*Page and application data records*
------------
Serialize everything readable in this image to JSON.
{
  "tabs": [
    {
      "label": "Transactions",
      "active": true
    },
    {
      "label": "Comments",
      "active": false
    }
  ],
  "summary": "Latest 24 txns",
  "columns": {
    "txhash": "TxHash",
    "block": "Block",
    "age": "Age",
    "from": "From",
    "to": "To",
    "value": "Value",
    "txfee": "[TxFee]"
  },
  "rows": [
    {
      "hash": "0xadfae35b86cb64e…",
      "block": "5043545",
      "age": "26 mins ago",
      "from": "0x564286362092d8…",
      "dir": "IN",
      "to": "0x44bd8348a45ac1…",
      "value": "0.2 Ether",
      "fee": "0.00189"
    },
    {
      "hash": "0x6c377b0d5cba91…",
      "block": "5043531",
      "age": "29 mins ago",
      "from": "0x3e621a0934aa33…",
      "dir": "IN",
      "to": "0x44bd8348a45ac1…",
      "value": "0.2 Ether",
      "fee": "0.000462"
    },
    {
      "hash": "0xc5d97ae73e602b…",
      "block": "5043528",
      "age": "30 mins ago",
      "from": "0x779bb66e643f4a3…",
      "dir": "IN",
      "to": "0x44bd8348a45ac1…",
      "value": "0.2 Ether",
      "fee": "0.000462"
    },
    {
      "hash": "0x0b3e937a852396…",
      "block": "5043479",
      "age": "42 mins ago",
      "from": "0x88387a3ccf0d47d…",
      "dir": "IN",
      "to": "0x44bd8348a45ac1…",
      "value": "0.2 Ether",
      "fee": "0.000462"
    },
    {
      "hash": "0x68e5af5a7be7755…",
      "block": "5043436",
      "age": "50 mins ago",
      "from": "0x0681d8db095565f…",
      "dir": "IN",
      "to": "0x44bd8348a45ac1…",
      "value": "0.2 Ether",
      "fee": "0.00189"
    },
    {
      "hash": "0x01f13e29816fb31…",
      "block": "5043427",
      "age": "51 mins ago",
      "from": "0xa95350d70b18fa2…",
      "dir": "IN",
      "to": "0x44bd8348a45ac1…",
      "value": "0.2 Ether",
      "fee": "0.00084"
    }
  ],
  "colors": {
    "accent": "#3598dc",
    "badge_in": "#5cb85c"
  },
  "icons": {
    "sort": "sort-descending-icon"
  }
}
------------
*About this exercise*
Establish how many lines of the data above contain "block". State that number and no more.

*Response to this exercise*
7